*** GIVEN ENTRIES ***

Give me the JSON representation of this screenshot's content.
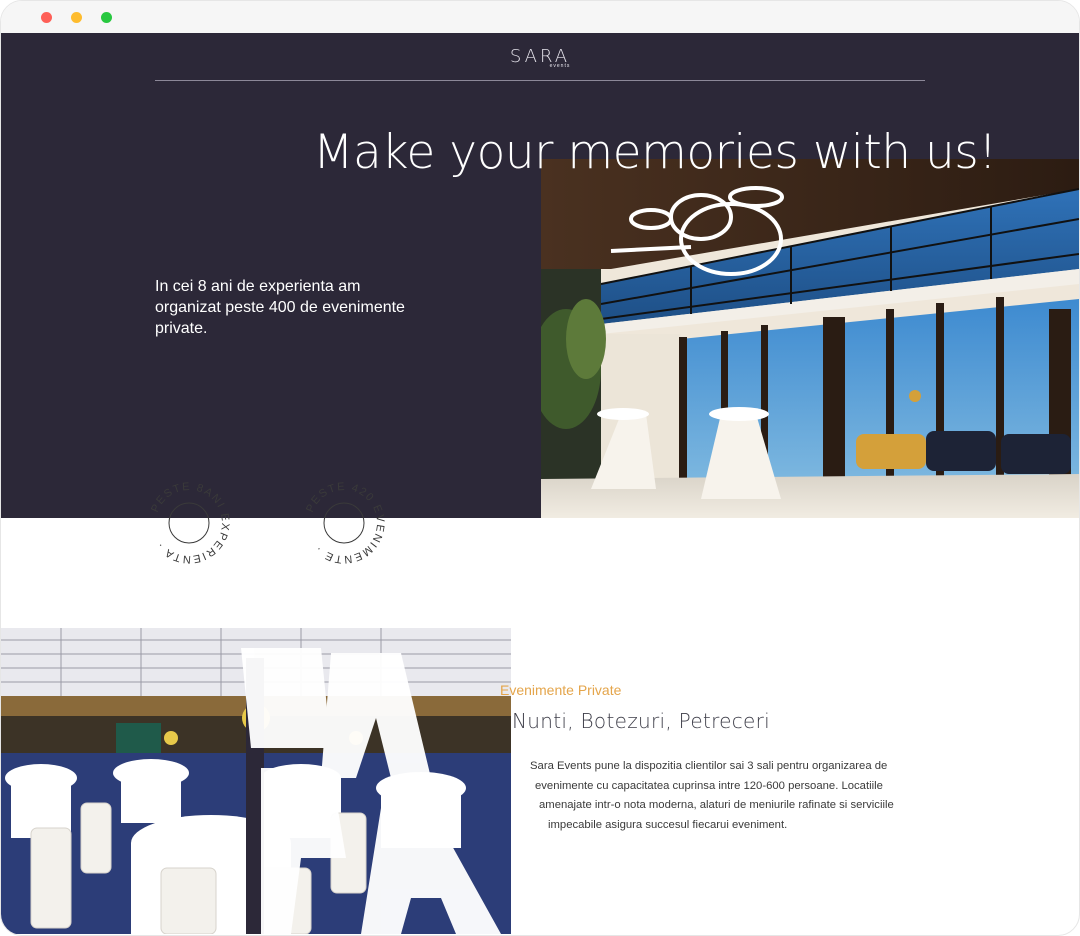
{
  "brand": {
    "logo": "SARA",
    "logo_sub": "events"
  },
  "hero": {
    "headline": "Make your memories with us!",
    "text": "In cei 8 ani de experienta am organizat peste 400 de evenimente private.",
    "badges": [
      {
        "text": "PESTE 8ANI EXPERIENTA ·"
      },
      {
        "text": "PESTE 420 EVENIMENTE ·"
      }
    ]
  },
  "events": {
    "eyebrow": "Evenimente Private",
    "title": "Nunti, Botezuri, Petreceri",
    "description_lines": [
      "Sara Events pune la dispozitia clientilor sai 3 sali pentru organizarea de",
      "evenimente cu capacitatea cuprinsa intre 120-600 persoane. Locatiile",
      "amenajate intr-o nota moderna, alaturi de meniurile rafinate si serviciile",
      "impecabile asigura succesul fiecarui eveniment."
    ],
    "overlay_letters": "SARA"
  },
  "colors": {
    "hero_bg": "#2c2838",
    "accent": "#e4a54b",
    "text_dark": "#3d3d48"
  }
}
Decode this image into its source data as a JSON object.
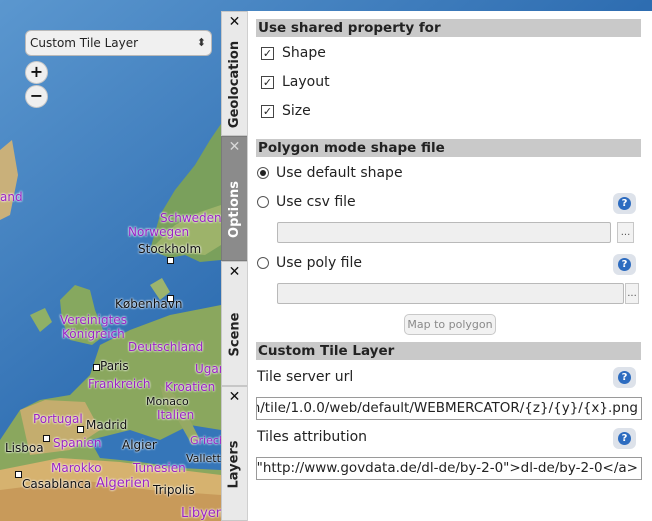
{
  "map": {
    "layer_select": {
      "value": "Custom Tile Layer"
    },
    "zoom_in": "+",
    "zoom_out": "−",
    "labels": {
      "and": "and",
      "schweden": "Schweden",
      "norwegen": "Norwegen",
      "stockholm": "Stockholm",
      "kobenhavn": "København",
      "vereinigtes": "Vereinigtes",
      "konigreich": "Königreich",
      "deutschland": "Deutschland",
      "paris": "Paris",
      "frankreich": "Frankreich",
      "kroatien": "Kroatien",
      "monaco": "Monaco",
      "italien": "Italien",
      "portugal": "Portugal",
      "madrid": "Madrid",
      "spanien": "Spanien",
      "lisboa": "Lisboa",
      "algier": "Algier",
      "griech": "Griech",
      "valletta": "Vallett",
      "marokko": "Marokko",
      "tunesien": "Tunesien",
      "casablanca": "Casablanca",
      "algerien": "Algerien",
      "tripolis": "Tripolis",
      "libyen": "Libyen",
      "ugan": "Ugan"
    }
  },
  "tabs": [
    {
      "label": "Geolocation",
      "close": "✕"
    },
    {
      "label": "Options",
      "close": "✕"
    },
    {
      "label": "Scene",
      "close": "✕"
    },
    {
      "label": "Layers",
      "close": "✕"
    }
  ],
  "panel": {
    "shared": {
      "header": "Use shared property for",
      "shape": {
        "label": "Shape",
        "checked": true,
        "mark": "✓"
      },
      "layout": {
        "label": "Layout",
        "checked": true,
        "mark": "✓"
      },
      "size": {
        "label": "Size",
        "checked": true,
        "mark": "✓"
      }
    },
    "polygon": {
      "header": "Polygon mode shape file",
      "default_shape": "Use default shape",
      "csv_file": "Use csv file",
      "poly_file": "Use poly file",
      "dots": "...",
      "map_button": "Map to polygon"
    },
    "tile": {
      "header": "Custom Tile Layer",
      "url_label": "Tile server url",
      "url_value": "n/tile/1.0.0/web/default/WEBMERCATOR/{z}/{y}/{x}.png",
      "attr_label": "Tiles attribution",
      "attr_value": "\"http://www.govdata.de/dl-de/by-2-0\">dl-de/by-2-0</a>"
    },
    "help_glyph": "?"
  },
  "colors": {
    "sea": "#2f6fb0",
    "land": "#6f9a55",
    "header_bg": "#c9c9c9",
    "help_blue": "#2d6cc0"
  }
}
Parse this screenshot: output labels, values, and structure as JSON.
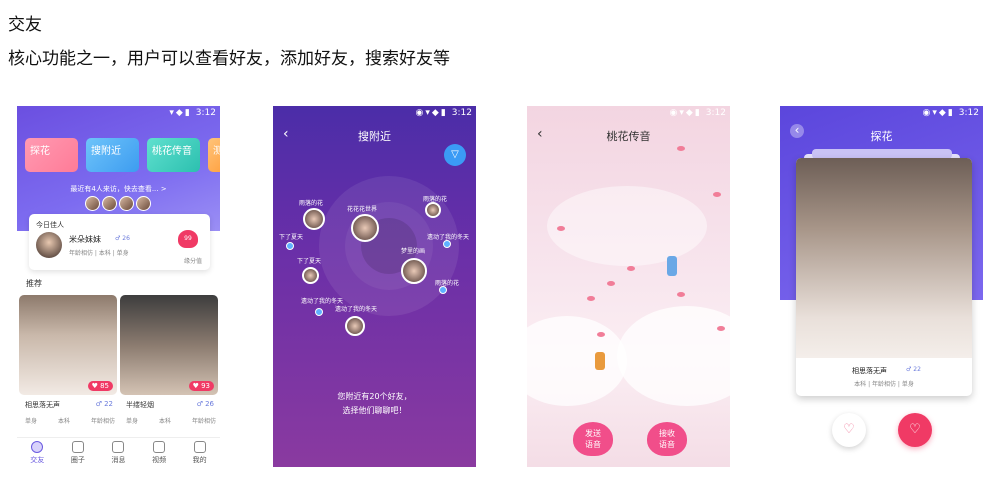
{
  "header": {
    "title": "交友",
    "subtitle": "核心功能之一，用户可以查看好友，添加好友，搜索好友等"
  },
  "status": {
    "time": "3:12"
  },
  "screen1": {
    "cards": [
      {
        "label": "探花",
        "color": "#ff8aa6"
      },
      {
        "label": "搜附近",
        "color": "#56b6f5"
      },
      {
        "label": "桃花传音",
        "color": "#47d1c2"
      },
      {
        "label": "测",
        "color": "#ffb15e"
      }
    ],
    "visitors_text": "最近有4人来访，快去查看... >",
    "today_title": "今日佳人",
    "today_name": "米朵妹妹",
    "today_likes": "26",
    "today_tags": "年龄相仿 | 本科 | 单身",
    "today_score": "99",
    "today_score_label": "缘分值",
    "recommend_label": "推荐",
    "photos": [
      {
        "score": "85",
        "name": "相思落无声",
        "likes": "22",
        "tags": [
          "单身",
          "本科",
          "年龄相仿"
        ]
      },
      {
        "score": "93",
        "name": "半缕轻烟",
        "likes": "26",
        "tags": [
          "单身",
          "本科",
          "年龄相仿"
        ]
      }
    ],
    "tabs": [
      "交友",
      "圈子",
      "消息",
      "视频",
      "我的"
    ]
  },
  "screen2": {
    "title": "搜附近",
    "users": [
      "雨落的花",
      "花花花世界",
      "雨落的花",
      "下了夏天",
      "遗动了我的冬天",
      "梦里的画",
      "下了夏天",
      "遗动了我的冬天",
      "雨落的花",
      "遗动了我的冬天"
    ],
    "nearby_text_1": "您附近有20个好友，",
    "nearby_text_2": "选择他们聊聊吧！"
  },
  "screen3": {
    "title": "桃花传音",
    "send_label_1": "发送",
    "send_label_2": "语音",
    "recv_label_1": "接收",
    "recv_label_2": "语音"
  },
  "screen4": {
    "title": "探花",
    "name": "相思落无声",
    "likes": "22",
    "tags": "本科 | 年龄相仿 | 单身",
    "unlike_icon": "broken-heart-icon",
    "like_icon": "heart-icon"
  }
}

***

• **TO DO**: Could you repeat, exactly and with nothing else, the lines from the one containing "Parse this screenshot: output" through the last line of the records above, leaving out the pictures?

• **ANSWER**:
Parse this screenshot: output labels, values, and structure as JSON.
{
  "header": {
    "title": "交友",
    "subtitle": "核心功能之一，用户可以查看好友，添加好友，搜索好友等"
  },
  "status": {
    "time": "3:12"
  },
  "screen1": {
    "cards": [
      {
        "label": "探花",
        "color": "#ff8aa6"
      },
      {
        "label": "搜附近",
        "color": "#56b6f5"
      },
      {
        "label": "桃花传音",
        "color": "#47d1c2"
      },
      {
        "label": "测",
        "color": "#ffb15e"
      }
    ],
    "visitors_text": "最近有4人来访，快去查看... >",
    "today_title": "今日佳人",
    "today_name": "米朵妹妹",
    "today_likes": "26",
    "today_tags": "年龄相仿 | 本科 | 单身",
    "today_score": "99",
    "today_score_label": "缘分值",
    "recommend_label": "推荐",
    "photos": [
      {
        "score": "85",
        "name": "相思落无声",
        "likes": "22",
        "tags": [
          "单身",
          "本科",
          "年龄相仿"
        ]
      },
      {
        "score": "93",
        "name": "半缕轻烟",
        "likes": "26",
        "tags": [
          "单身",
          "本科",
          "年龄相仿"
        ]
      }
    ],
    "tabs": [
      "交友",
      "圈子",
      "消息",
      "视频",
      "我的"
    ]
  },
  "screen2": {
    "title": "搜附近",
    "users": [
      "雨落的花",
      "花花花世界",
      "雨落的花",
      "下了夏天",
      "遗动了我的冬天",
      "梦里的画",
      "下了夏天",
      "遗动了我的冬天",
      "雨落的花",
      "遗动了我的冬天"
    ],
    "nearby_text_1": "您附近有20个好友，",
    "nearby_text_2": "选择他们聊聊吧！"
  },
  "screen3": {
    "title": "桃花传音",
    "send_label_1": "发送",
    "send_label_2": "语音",
    "recv_label_1": "接收",
    "recv_label_2": "语音"
  },
  "screen4": {
    "title": "探花",
    "name": "相思落无声",
    "likes": "22",
    "tags": "本科 | 年龄相仿 | 单身",
    "unlike_icon": "broken-heart-icon",
    "like_icon": "heart-icon"
  }
}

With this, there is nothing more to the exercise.